____ Source material

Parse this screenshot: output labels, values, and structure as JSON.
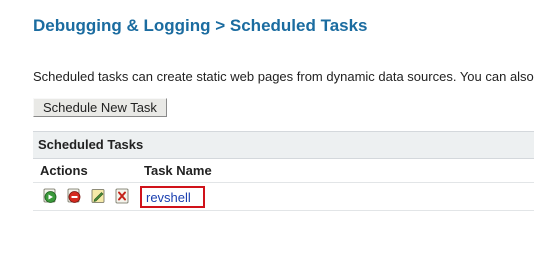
{
  "page": {
    "title": "Debugging & Logging > Scheduled Tasks",
    "description": "Scheduled tasks can create static web pages from dynamic data sources. You can also"
  },
  "toolbar": {
    "schedule_new_label": "Schedule New Task"
  },
  "panel": {
    "header": "Scheduled Tasks",
    "columns": {
      "actions": "Actions",
      "task_name": "Task Name"
    },
    "rows": [
      {
        "actions": [
          "run-icon",
          "delete-icon",
          "edit-icon",
          "log-icon"
        ],
        "task_name": "revshell"
      }
    ]
  },
  "colors": {
    "title": "#1b6ca0",
    "link": "#1a3fb0",
    "highlight_border": "#d0121a",
    "panel_header_bg": "#edf0f1"
  }
}
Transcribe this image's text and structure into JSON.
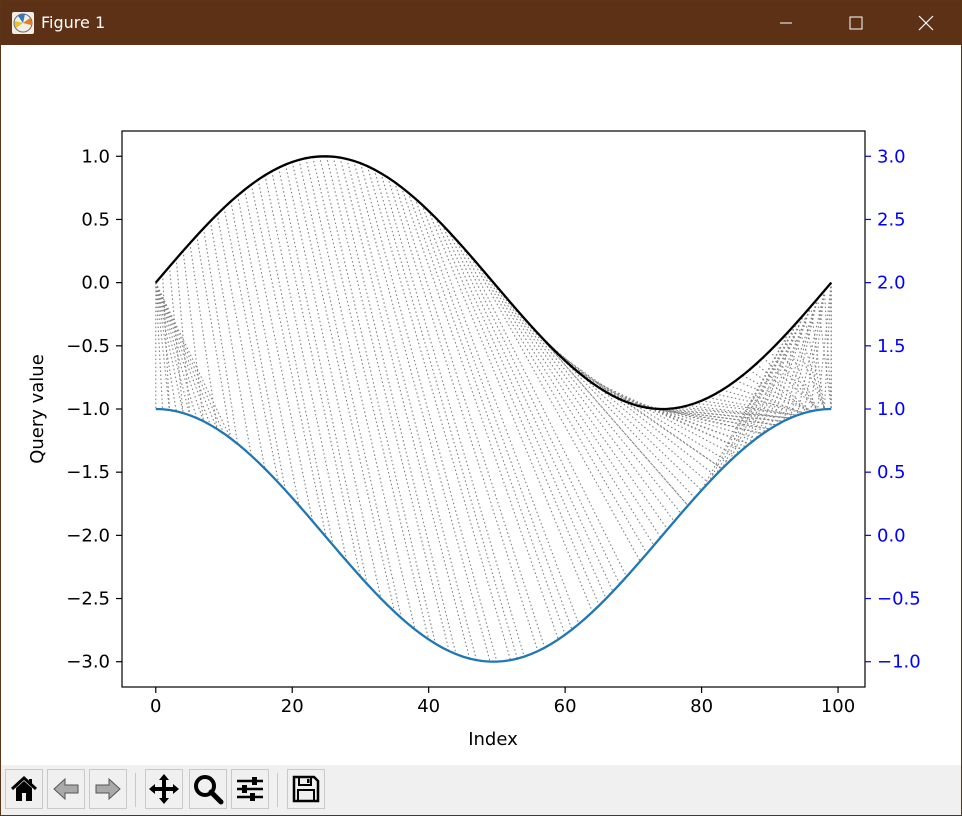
{
  "window": {
    "title": "Figure 1",
    "icons": [
      "matplotlib-figure-icon",
      "minimize-icon",
      "maximize-icon",
      "close-icon"
    ]
  },
  "toolbar": {
    "buttons": [
      {
        "name": "home-button",
        "icon": "home-icon"
      },
      {
        "name": "back-button",
        "icon": "back-arrow-icon"
      },
      {
        "name": "forward-button",
        "icon": "forward-arrow-icon"
      },
      {
        "name": "pan-button",
        "icon": "move-icon"
      },
      {
        "name": "zoom-button",
        "icon": "magnifier-icon"
      },
      {
        "name": "configure-subplots-button",
        "icon": "sliders-icon"
      },
      {
        "name": "save-button",
        "icon": "floppy-disk-icon"
      }
    ]
  },
  "chart_data": {
    "type": "line",
    "title": "",
    "xlabel": "Index",
    "ylabel": "Query value",
    "xlim": [
      -4.95,
      103.95
    ],
    "ylim": [
      -3.2,
      1.2
    ],
    "ylim_right": [
      -1.2,
      3.2
    ],
    "x_ticks": [
      0,
      20,
      40,
      60,
      80,
      100
    ],
    "x_tick_labels": [
      "0",
      "20",
      "40",
      "60",
      "80",
      "100"
    ],
    "y_ticks": [
      1.0,
      0.5,
      0.0,
      -0.5,
      -1.0,
      -1.5,
      -2.0,
      -2.5,
      -3.0
    ],
    "y_tick_labels": [
      "1.0",
      "0.5",
      "0.0",
      "−0.5",
      "−1.0",
      "−1.5",
      "−2.0",
      "−2.5",
      "−3.0"
    ],
    "y_right_ticks": [
      3.0,
      2.5,
      2.0,
      1.5,
      1.0,
      0.5,
      0.0,
      -0.5,
      -1.0
    ],
    "y_right_tick_labels": [
      "3.0",
      "2.5",
      "2.0",
      "1.5",
      "1.0",
      "0.5",
      "0.0",
      "−0.5",
      "−1.0"
    ],
    "grid": false,
    "series": [
      {
        "color": "#000000",
        "description": "query = sin(2*pi*i/99), i = 0..99",
        "function": "sin",
        "n": 100
      },
      {
        "color": "#1f77b4",
        "description": "reference = cos(2*pi*i/99) - 2 (left axis) / cos(2*pi*i/99) on right axis, i = 0..99",
        "function": "cos_minus_2",
        "n": 100
      }
    ],
    "alignment_lines": {
      "style": "dotted",
      "color": "#808080"
    },
    "colors": {
      "right_axis": "#0000ff",
      "axes": "#000000"
    }
  }
}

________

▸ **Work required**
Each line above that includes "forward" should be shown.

▸ **Answer space**
        "name": "forward-button",
        "icon": "forward-arrow-icon"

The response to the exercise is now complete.